WORK REQUIRED:
For the records that follow, work out how many lines include "JSON" and give only that count.

--- PROVIDED RECORDS ---

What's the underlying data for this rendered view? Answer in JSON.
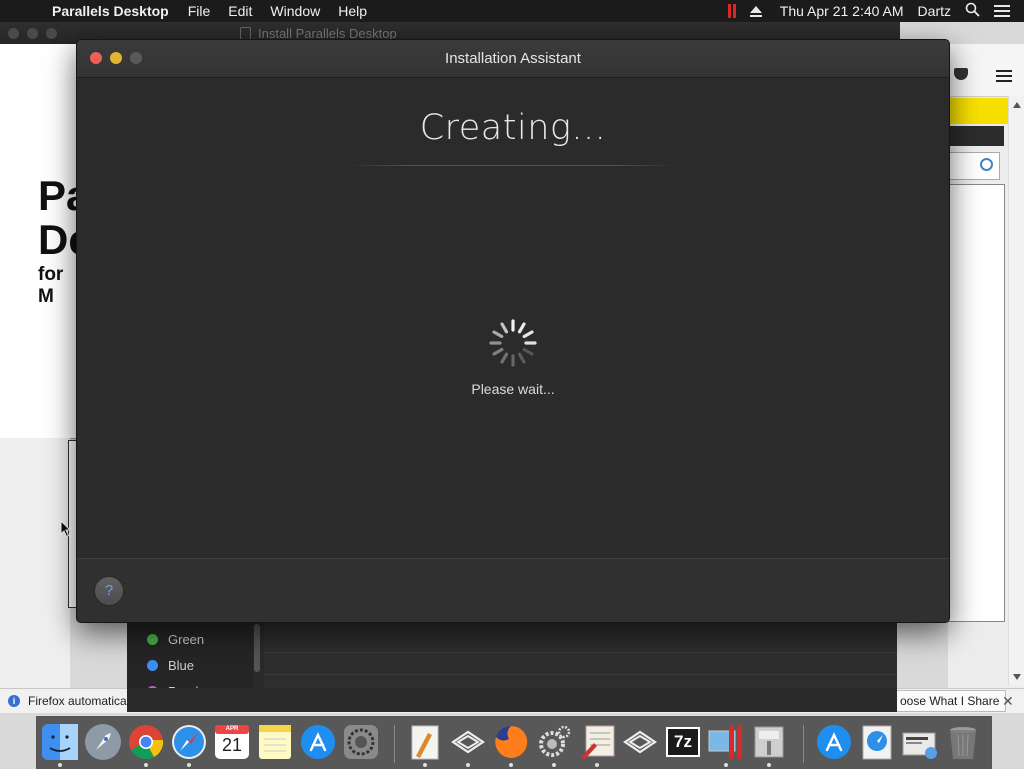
{
  "menubar": {
    "app_name": "Parallels Desktop",
    "menus": [
      "File",
      "Edit",
      "Window",
      "Help"
    ],
    "clock": "Thu Apr 21  2:40 AM",
    "user": "Dartz"
  },
  "background": {
    "browser_tab_title": "Install Parallels Desktop",
    "page_heading_line1": "Pa",
    "page_heading_line2": "De",
    "page_subheading": "for M",
    "notification_text": "Firefox automatically",
    "notification_button": "oose What I Share",
    "tags": [
      {
        "label": "Green",
        "color": "#4cb34c"
      },
      {
        "label": "Blue",
        "color": "#3d8ef0"
      },
      {
        "label": "Purple",
        "color": "#c35ad8"
      }
    ]
  },
  "installer": {
    "window_title": "Installation Assistant",
    "heading": "Creating...",
    "status": "Please wait...",
    "help_label": "?"
  },
  "dock": {
    "items": [
      "finder",
      "launchpad",
      "chrome",
      "safari",
      "calendar",
      "notes",
      "app-store",
      "system-preferences",
      "textedit",
      "parallels",
      "firefox",
      "settings-gears",
      "script-editor",
      "parallels-alt",
      "7zip",
      "parallels-desktop",
      "archive-utility",
      "app-store-2",
      "downloads",
      "documents",
      "trash"
    ],
    "calendar_month": "APR",
    "calendar_day": "21",
    "seven_zip_label": "7z"
  }
}
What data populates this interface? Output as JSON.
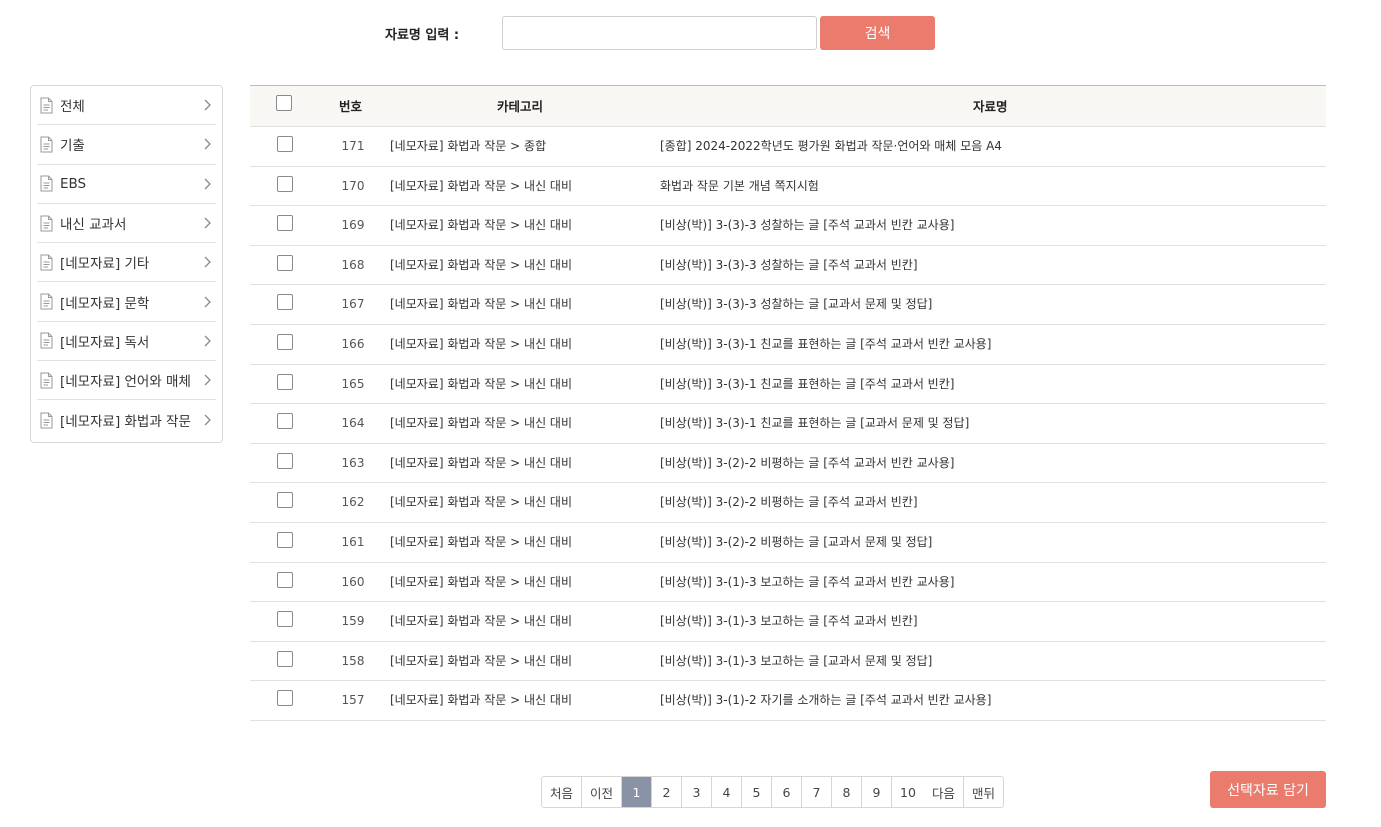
{
  "search": {
    "label": "자료명 입력 :",
    "value": "",
    "placeholder": "",
    "button_label": "검색"
  },
  "sidebar": {
    "items": [
      {
        "label": "전체",
        "icon": "document-icon"
      },
      {
        "label": "기출",
        "icon": "document-icon"
      },
      {
        "label": "EBS",
        "icon": "document-icon"
      },
      {
        "label": "내신 교과서",
        "icon": "document-icon"
      },
      {
        "label": "[네모자료] 기타",
        "icon": "document-icon"
      },
      {
        "label": "[네모자료] 문학",
        "icon": "document-icon"
      },
      {
        "label": "[네모자료] 독서",
        "icon": "document-icon"
      },
      {
        "label": "[네모자료] 언어와 매체",
        "icon": "document-icon"
      },
      {
        "label": "[네모자료] 화법과 작문",
        "icon": "document-icon"
      }
    ]
  },
  "table": {
    "headers": {
      "number": "번호",
      "category": "카테고리",
      "name": "자료명"
    },
    "rows": [
      {
        "number": "171",
        "category": "[네모자료] 화법과 작문 > 종합",
        "name": "[종합] 2024-2022학년도 평가원 화법과 작문·언어와 매체 모음 A4"
      },
      {
        "number": "170",
        "category": "[네모자료] 화법과 작문 > 내신 대비",
        "name": "화법과 작문 기본 개념 쪽지시험"
      },
      {
        "number": "169",
        "category": "[네모자료] 화법과 작문 > 내신 대비",
        "name": "[비상(박)] 3-(3)-3 성찰하는 글 [주석 교과서 빈칸 교사용]"
      },
      {
        "number": "168",
        "category": "[네모자료] 화법과 작문 > 내신 대비",
        "name": "[비상(박)] 3-(3)-3 성찰하는 글 [주석 교과서 빈칸]"
      },
      {
        "number": "167",
        "category": "[네모자료] 화법과 작문 > 내신 대비",
        "name": "[비상(박)] 3-(3)-3 성찰하는 글 [교과서 문제 및 정답]"
      },
      {
        "number": "166",
        "category": "[네모자료] 화법과 작문 > 내신 대비",
        "name": "[비상(박)] 3-(3)-1 친교를 표현하는 글 [주석 교과서 빈칸 교사용]"
      },
      {
        "number": "165",
        "category": "[네모자료] 화법과 작문 > 내신 대비",
        "name": "[비상(박)] 3-(3)-1 친교를 표현하는 글 [주석 교과서 빈칸]"
      },
      {
        "number": "164",
        "category": "[네모자료] 화법과 작문 > 내신 대비",
        "name": "[비상(박)] 3-(3)-1 친교를 표현하는 글 [교과서 문제 및 정답]"
      },
      {
        "number": "163",
        "category": "[네모자료] 화법과 작문 > 내신 대비",
        "name": "[비상(박)] 3-(2)-2 비평하는 글 [주석 교과서 빈칸 교사용]"
      },
      {
        "number": "162",
        "category": "[네모자료] 화법과 작문 > 내신 대비",
        "name": "[비상(박)] 3-(2)-2 비평하는 글 [주석 교과서 빈칸]"
      },
      {
        "number": "161",
        "category": "[네모자료] 화법과 작문 > 내신 대비",
        "name": "[비상(박)] 3-(2)-2 비평하는 글 [교과서 문제 및 정답]"
      },
      {
        "number": "160",
        "category": "[네모자료] 화법과 작문 > 내신 대비",
        "name": "[비상(박)] 3-(1)-3 보고하는 글 [주석 교과서 빈칸 교사용]"
      },
      {
        "number": "159",
        "category": "[네모자료] 화법과 작문 > 내신 대비",
        "name": "[비상(박)] 3-(1)-3 보고하는 글 [주석 교과서 빈칸]"
      },
      {
        "number": "158",
        "category": "[네모자료] 화법과 작문 > 내신 대비",
        "name": "[비상(박)] 3-(1)-3 보고하는 글 [교과서 문제 및 정답]"
      },
      {
        "number": "157",
        "category": "[네모자료] 화법과 작문 > 내신 대비",
        "name": "[비상(박)] 3-(1)-2 자기를 소개하는 글 [주석 교과서 빈칸 교사용]"
      }
    ]
  },
  "pagination": {
    "first": "처음",
    "prev": "이전",
    "pages": [
      "1",
      "2",
      "3",
      "4",
      "5",
      "6",
      "7",
      "8",
      "9",
      "10"
    ],
    "current": "1",
    "next": "다음",
    "last": "맨뒤"
  },
  "actions": {
    "add_selected_label": "선택자료 담기"
  },
  "colors": {
    "accent": "#ea7b6d",
    "active_page": "#8a93a6",
    "header_bg": "#f9f7f3"
  }
}
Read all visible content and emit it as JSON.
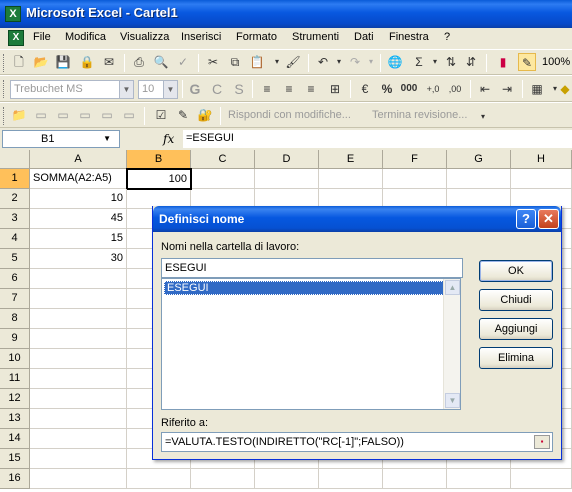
{
  "window": {
    "title": "Microsoft Excel - Cartel1"
  },
  "menu": [
    "File",
    "Modifica",
    "Visualizza",
    "Inserisci",
    "Formato",
    "Strumenti",
    "Dati",
    "Finestra",
    "?"
  ],
  "toolbar1": {
    "zoom": "100%"
  },
  "toolbar2": {
    "font": "Trebuchet MS",
    "size": "10",
    "bold": "G",
    "italic": "C",
    "underline": "S",
    "percent": "%",
    "thousands": "000"
  },
  "toolbar3": {
    "reply": "Rispondi con modifiche...",
    "end_review": "Termina revisione..."
  },
  "formula_bar": {
    "name_box": "B1",
    "fx": "fx",
    "formula": "=ESEGUI"
  },
  "grid": {
    "columns": [
      "A",
      "B",
      "C",
      "D",
      "E",
      "F",
      "G",
      "H"
    ],
    "rows": [
      "1",
      "2",
      "3",
      "4",
      "5",
      "6",
      "7",
      "8",
      "9",
      "10",
      "11",
      "12",
      "13",
      "14",
      "15",
      "16"
    ],
    "a_values": [
      "SOMMA(A2:A5)",
      "10",
      "45",
      "15",
      "30"
    ],
    "b1_value": "100"
  },
  "dialog": {
    "title": "Definisci nome",
    "names_label": "Nomi nella cartella di lavoro:",
    "name_value": "ESEGUI",
    "list_items": [
      "ESEGUI"
    ],
    "ref_label": "Riferito a:",
    "ref_value": "=VALUTA.TESTO(INDIRETTO(\"RC[-1]\";FALSO))",
    "ok": "OK",
    "close": "Chiudi",
    "add": "Aggiungi",
    "delete": "Elimina"
  }
}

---

RESULT FOR THIS TASK:
3